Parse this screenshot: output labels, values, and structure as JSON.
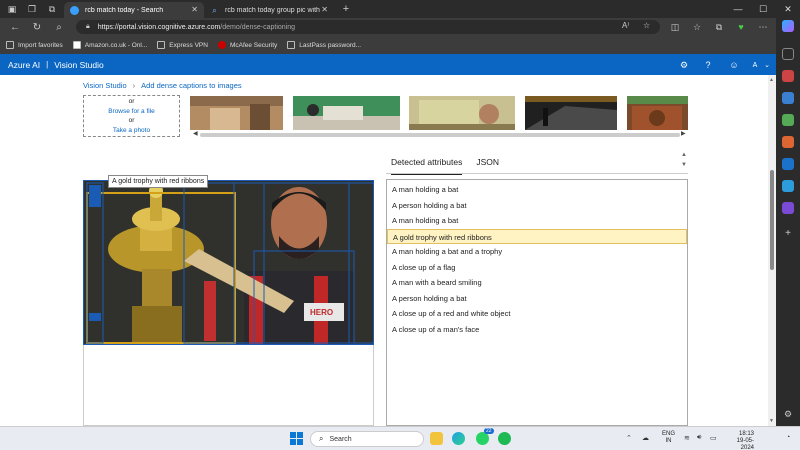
{
  "browser": {
    "tabs": [
      {
        "title": "rcb match today - Search",
        "active": true,
        "favicon": "search-icon"
      },
      {
        "title": "rcb match today group pic with",
        "active": false,
        "favicon": "search-icon"
      }
    ],
    "new_tab_label": "+",
    "url_host": "https://portal.vision.cognitive.azure.com",
    "url_path": "/demo/dense-captioning",
    "favorites": [
      {
        "label": "Import favorites",
        "icon": "import-icon"
      },
      {
        "label": "Amazon.co.uk - Onl...",
        "icon": "amazon-icon"
      },
      {
        "label": "Express VPN",
        "icon": "page-icon"
      },
      {
        "label": "McAfee Security",
        "icon": "mcafee-icon"
      },
      {
        "label": "LastPass password...",
        "icon": "page-icon"
      }
    ]
  },
  "app": {
    "brand": "Azure AI",
    "separator": "|",
    "product": "Vision Studio",
    "user_initial": "A"
  },
  "breadcrumb": {
    "root": "Vision Studio",
    "current": "Add dense captions to images"
  },
  "upload": {
    "or1": "or",
    "browse": "Browse for a file",
    "or2": "or",
    "photo": "Take a photo"
  },
  "image": {
    "tooltip": "A gold trophy with red ribbons",
    "jersey_text": "HERO"
  },
  "attributes": {
    "tab_detected": "Detected attributes",
    "tab_json": "JSON",
    "items": [
      "A man holding a bat",
      "A person holding a bat",
      "A man holding a bat",
      "A gold trophy with red ribbons",
      "A man holding a bat and a trophy",
      "A close up of a flag",
      "A man with a beard smiling",
      "A person holding a bat",
      "A close up of a red and white object",
      "A close up of a man's face"
    ],
    "selected_index": 3
  },
  "taskbar": {
    "search_placeholder": "Search",
    "whatsapp_badge": "22",
    "lang_top": "ENG",
    "lang_bottom": "IN",
    "time": "18:13",
    "date": "19-05-2024"
  },
  "colors": {
    "azure_blue": "#0a66c2",
    "selection_bg": "#fff3c4",
    "box_gold": "#d4a017",
    "box_blue": "#1a5bb5"
  }
}
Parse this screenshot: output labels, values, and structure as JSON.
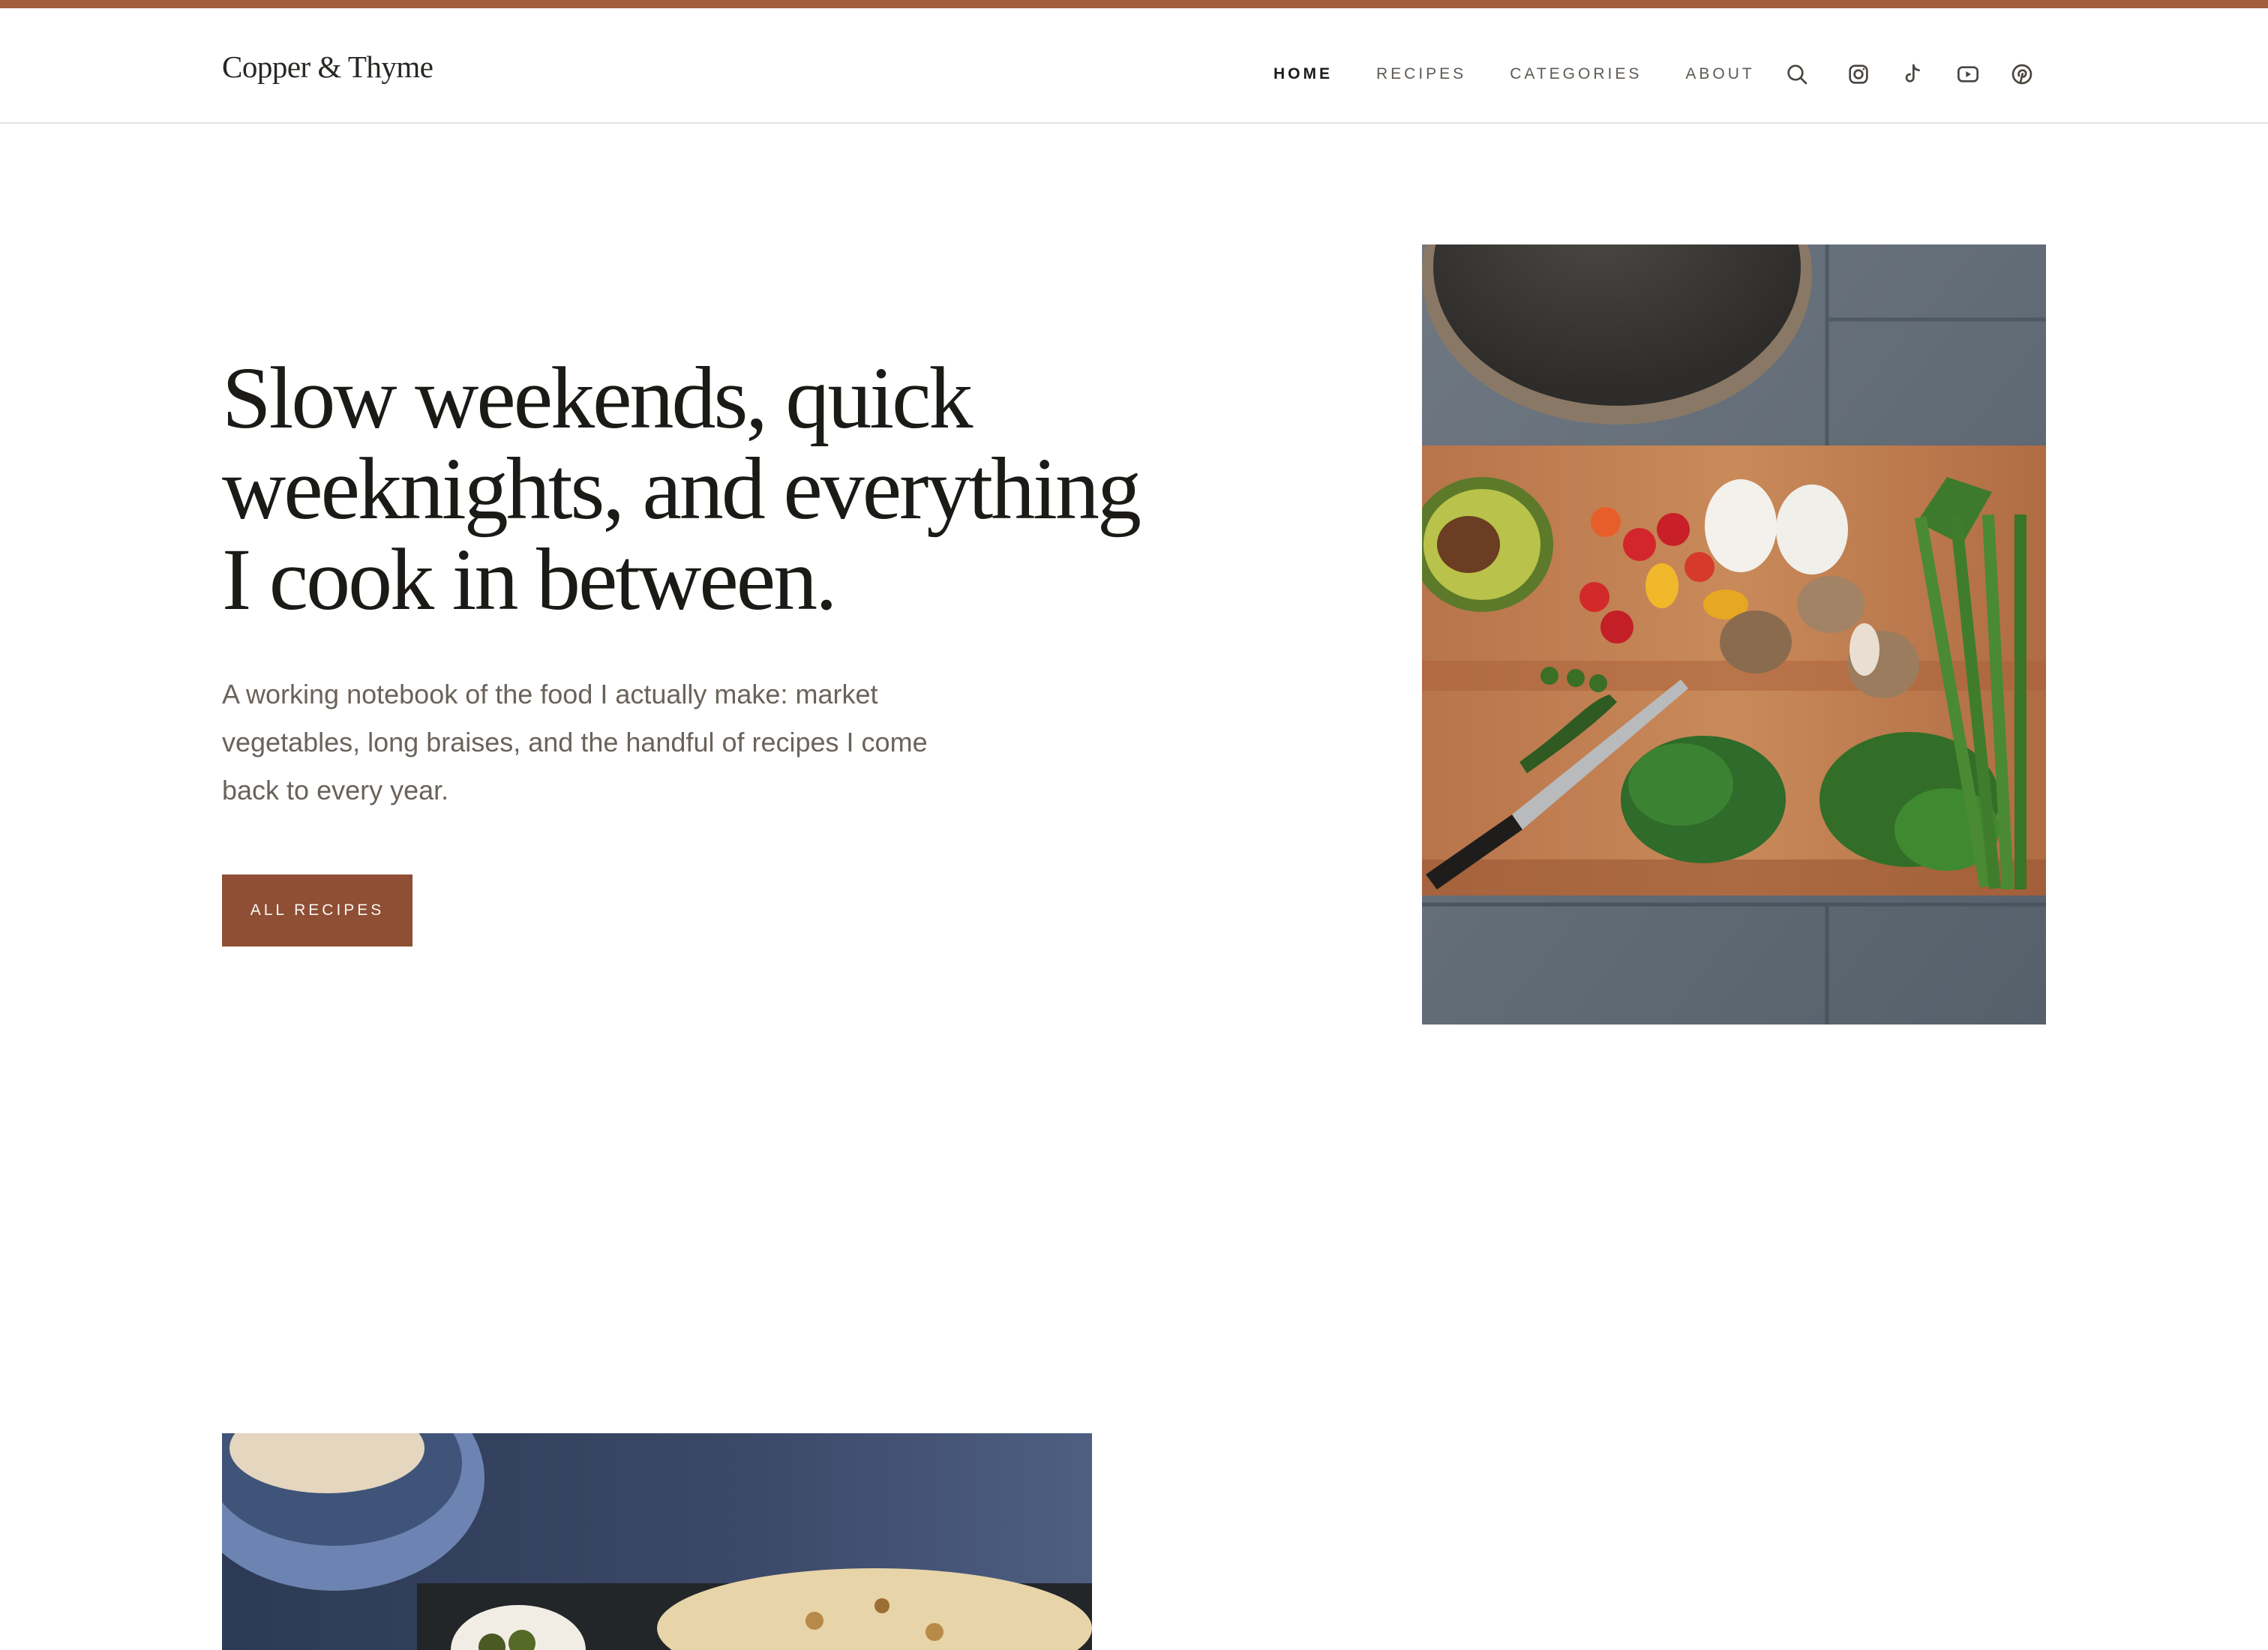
{
  "brand": {
    "name": "Copper & Thyme",
    "accent_color": "#a35d3f",
    "button_color": "#8e4f35"
  },
  "nav": {
    "links": [
      {
        "label": "HOME",
        "active": true
      },
      {
        "label": "RECIPES",
        "active": false
      },
      {
        "label": "CATEGORIES",
        "active": false
      },
      {
        "label": "ABOUT",
        "active": false
      }
    ],
    "icons": [
      "search-icon",
      "instagram-icon",
      "tiktok-icon",
      "youtube-icon",
      "pinterest-icon"
    ]
  },
  "hero": {
    "title_lines": [
      "Slow weekends, quick",
      "weeknights, and everything",
      "I cook in between."
    ],
    "subtitle_lines": [
      "A working notebook of the food I actually make: market",
      "vegetables, long braises, and the handful of recipes I come",
      "back to every year."
    ],
    "cta_label": "ALL RECIPES",
    "image": "cutting-board-vegetables-photo"
  },
  "featured": {
    "image": "flatbread-dish-photo"
  }
}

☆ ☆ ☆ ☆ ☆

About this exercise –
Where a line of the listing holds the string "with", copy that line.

Response to this exercise –
        "title": "rcb match today group pic with",
    "tooltip": "A gold trophy with red ribbons",
      "A gold trophy with red ribbons",
      "A man with a beard smiling",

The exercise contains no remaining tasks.